* ASSIGNED TASK *
Please copy out each line of the listing that contains the word "Gross".

AVAILABLE DATA START

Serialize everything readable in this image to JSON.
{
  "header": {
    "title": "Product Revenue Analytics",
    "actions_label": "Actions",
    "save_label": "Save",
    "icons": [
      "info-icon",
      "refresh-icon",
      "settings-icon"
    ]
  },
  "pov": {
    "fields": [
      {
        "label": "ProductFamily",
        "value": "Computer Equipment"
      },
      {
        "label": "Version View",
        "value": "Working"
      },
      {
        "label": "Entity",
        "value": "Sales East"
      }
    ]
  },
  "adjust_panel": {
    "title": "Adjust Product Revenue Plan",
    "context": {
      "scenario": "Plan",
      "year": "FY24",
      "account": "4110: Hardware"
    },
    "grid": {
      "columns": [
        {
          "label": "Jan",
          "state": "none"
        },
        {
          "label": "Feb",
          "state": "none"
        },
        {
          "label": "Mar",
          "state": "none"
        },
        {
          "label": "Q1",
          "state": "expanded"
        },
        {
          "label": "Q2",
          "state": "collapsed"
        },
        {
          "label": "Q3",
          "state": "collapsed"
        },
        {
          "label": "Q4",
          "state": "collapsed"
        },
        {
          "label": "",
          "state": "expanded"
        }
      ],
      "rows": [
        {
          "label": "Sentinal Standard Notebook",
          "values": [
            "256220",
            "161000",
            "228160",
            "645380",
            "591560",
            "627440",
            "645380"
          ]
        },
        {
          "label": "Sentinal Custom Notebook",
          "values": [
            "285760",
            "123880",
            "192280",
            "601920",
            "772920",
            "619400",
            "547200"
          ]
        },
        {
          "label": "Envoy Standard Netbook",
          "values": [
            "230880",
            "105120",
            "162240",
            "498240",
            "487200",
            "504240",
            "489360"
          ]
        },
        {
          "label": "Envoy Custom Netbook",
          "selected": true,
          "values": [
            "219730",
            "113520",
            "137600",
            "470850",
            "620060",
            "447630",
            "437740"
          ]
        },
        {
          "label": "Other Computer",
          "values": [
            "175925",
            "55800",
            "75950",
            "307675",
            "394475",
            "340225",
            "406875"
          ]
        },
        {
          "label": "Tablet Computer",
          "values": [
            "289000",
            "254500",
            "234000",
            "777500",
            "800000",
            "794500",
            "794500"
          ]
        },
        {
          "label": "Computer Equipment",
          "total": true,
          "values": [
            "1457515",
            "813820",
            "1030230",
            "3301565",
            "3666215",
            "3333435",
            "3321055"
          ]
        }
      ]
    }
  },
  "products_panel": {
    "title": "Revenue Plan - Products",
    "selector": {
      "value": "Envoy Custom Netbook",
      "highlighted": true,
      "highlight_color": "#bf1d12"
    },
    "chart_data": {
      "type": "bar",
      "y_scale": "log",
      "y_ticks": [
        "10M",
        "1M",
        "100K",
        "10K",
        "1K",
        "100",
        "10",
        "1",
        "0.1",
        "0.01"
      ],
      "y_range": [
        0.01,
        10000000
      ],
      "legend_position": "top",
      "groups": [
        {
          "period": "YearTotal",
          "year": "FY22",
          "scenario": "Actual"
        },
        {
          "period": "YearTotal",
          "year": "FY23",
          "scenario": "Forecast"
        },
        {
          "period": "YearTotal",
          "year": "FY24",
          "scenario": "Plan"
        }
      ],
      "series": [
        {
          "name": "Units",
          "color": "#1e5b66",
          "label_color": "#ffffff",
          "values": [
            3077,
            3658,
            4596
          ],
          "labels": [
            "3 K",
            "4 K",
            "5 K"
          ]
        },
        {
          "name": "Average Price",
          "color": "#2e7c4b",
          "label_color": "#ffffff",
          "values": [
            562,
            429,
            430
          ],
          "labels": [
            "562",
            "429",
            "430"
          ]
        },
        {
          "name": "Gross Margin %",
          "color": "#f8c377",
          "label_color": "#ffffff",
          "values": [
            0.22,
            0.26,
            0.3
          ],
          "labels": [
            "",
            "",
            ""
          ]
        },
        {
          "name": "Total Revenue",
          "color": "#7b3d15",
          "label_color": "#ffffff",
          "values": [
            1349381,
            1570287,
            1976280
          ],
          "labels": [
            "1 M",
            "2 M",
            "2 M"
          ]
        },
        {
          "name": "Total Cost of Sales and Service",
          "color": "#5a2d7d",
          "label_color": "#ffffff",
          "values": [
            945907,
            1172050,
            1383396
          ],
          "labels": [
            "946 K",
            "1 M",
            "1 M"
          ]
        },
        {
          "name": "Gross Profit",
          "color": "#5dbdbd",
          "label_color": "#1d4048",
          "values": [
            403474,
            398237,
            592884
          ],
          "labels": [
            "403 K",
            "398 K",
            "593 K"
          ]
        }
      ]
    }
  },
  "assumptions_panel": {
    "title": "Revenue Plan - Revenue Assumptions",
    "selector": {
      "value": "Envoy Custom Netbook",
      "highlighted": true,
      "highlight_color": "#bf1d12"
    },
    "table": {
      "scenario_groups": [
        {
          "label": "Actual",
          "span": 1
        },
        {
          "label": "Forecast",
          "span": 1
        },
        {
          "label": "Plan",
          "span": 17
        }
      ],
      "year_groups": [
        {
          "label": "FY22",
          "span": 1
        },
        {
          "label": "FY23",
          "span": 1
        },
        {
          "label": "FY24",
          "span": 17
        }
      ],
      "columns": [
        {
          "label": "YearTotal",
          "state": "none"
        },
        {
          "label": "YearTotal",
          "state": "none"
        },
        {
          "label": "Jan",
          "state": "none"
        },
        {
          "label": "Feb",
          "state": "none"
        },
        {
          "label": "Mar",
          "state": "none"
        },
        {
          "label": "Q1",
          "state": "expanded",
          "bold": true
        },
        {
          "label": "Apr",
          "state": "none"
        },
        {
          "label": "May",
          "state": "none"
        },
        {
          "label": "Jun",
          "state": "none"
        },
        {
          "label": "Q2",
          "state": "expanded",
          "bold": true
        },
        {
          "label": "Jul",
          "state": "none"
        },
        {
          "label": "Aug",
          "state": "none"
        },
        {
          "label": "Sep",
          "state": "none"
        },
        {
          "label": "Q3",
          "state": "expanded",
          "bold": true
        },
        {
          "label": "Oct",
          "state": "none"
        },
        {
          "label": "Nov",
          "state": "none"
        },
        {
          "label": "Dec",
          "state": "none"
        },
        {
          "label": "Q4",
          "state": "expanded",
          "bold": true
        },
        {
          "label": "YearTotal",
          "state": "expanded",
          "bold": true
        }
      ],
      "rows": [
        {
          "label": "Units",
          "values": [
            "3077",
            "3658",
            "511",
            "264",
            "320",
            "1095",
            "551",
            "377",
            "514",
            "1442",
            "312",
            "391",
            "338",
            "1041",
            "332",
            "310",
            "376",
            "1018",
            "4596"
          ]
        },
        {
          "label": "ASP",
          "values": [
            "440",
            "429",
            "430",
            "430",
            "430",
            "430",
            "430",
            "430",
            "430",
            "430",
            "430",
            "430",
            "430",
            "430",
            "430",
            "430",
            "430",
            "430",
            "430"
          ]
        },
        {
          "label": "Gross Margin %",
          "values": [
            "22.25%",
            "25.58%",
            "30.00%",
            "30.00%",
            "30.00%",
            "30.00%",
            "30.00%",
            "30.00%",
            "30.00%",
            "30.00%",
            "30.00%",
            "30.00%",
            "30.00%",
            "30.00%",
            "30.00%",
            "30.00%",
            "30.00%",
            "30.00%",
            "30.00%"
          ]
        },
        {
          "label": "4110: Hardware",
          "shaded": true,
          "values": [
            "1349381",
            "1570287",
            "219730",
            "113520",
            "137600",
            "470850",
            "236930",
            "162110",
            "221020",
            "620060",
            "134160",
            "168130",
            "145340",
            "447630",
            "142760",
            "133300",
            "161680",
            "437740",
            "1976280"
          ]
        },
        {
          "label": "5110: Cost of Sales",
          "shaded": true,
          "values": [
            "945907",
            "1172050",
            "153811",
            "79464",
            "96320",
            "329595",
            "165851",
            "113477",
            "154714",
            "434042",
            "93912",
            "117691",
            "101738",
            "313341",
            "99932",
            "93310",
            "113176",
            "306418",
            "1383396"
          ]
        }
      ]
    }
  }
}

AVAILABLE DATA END

* RESPONSE TO THIS EXERCISE *
          "name": "Gross Margin %",
          "name": "Gross Profit",
          "label": "Gross Margin %",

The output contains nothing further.